On a 30-hour plane ride from Europe to Hawaii, Brann Dailor of the Atlanta heavy metal band Mastodon read “Moby-Dick” from cover to cover. He already knew he wanted the band’s second album to have a water theme; their debut revolved around fire. To Dailor, the crew of the Pequod seemed like an obvious metaphor for a group of rock musicians enduring the rigors of touring. Over the years waves of musicians have set out in search of “Moby-Dick,” from the late New Bedford folk singer Paul Clayton (“Whaling and Sailing Songs From the Days of Moby Dick,” 1956) to the performance artist Laurie Anderson (“Songs and Stories From Moby Dick,” 1999).

“Assassin’s Creed IV: Black Flag” (2013 video game)

In the historical gaming franchise’s pirate-themed installment, players have the option of going on a whale hunt. Sighting the white whale is a rare event, but gamers are encouraged to pool their resources. Moby-Dick has long been a favorite subject for animators, from classic comic books to graphic novels, from “The Flintstones” to “The Simpsons.”

These are just a few of the various descendants of Melville’s colossal book. “All of us are Ahabs,” as the great writer put it. Actually, it’s been years since I read the book.

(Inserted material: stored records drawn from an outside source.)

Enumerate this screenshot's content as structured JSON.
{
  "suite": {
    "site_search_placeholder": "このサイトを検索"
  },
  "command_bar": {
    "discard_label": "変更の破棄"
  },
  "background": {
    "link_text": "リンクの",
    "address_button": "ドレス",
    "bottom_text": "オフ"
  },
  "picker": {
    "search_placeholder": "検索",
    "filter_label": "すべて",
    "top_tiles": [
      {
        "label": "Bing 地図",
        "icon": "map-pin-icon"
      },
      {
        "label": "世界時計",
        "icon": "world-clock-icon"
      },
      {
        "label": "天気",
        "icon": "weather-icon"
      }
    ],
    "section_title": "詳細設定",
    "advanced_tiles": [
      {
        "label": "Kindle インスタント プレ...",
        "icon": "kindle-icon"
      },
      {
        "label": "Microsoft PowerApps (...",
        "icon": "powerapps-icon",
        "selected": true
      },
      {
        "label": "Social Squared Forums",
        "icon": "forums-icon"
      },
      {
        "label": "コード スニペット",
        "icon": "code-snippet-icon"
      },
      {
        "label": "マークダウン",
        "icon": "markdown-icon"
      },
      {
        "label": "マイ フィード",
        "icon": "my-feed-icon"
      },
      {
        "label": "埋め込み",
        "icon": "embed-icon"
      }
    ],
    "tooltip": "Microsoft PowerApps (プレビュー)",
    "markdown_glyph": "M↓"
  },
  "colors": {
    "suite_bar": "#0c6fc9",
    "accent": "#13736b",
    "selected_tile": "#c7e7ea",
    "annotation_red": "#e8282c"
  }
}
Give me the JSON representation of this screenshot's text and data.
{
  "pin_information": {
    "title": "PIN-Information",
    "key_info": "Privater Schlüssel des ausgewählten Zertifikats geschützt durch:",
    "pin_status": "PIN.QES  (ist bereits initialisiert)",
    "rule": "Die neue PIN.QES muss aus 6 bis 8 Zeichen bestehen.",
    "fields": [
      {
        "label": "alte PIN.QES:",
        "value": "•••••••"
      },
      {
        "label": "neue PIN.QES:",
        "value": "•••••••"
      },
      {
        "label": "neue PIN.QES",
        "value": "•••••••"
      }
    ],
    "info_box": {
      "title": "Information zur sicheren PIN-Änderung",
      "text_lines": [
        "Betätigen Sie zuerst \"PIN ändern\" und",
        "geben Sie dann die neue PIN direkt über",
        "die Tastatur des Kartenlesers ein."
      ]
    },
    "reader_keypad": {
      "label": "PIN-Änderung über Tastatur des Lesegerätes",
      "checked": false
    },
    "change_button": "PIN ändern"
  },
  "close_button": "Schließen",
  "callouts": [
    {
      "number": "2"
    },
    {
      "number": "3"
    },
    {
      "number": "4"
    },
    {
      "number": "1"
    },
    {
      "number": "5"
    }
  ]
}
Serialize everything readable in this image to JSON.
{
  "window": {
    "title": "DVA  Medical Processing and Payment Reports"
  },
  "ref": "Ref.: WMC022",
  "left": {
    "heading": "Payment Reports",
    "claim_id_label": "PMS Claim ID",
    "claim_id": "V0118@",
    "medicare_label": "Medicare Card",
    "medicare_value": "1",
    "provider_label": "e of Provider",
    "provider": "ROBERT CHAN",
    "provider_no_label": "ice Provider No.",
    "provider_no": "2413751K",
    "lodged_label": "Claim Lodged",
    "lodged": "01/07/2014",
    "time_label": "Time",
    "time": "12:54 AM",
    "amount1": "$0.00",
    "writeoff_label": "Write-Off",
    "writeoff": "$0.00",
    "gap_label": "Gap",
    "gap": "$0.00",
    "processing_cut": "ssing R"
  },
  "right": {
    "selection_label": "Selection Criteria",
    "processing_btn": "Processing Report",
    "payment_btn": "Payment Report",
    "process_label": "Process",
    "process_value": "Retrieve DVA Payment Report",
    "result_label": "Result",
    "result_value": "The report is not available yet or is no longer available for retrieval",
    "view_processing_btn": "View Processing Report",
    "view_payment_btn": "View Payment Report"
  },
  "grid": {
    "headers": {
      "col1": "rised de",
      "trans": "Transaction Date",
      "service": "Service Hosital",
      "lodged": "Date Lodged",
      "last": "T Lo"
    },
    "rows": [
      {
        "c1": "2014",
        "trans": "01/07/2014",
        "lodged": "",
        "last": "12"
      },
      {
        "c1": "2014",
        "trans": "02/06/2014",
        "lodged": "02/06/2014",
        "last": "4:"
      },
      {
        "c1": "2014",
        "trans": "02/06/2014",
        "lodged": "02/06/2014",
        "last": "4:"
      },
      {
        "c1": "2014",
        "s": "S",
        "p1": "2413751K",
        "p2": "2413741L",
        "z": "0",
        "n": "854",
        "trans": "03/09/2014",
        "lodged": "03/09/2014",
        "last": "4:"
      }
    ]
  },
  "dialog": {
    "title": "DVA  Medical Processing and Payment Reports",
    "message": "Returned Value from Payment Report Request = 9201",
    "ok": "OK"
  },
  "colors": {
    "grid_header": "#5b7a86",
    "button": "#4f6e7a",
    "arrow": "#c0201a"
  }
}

I grabbed that quote from @MobyDickatSea.

James Sullivan can be reached at jamesgsullivan@gmail.com. Follow him on Twitter @sullivanjames.